(searched for: doi:10.1145/3357526.3357543)
Published: 28 September 2020
The International Symposium on Memory Systems; https://doi.org/10.1145/3422575.3422804
With many recent advances in interconnect technologies and memory interfaces, disaggregated memory systems are approaching industrial adoption. For instance, the recent Gen-Z consortium focuses on a new memory semantic protocol that enables fabric-attached memories (FAM), where the memory and other compute units can be directly attached to fabric interconnects. Decoupling of memory from compute units becomes a feasible option as the rate of data transfer increases due to the emergence of novel interconnect technologies, such as Silicon Photonic Interconnects. Disaggregated memories not only enable more efficient use of capacity (minimizes under-utilization) they also allow easy integration of evolving technologies. Additionally, they simplify the programming model at the same time allowing efficient sharing of data. However, the latency of accessing the data in these Fabric Attached disaggregated Memories (FAMs) is dependent on the latency imposed by the fabric interfaces. To reduce memory access latency and to improve the performance of FAM systems, in this paper, we explore techniques to prefetch data from FAMs to the local memory present in the node (PreFAM). We realize that since the memory access latency is high in FAMs, prefetching a cache block (64 bytes) from FAM can be inefficient, since the possibility of issuing demand requests before the completion of prefetch requests, to the same FAM locations, is high. Hence, we explore predicting and prefetching FAM blocks at a distance; prefetching blocks which are going to be accessed in future but not immediately.
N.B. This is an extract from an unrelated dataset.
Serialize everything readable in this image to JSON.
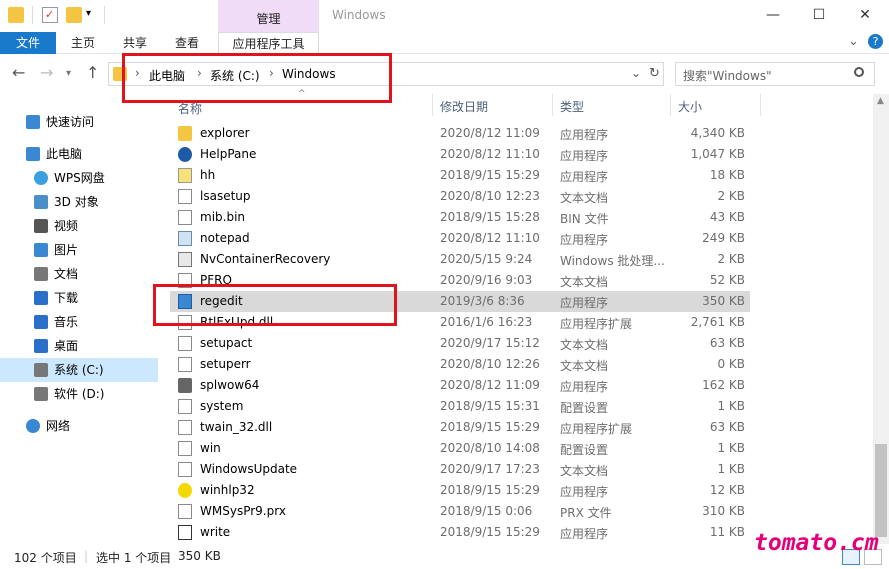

We show that, with prefetching, the performance of FAM architectures increases by 38.84%, while memory access latency is improved by 39.6%, with only 17.65% increase in the number of accesses to the FAM, on average. Further, by prefetching at a distance we show a performance improvement of 72.23%.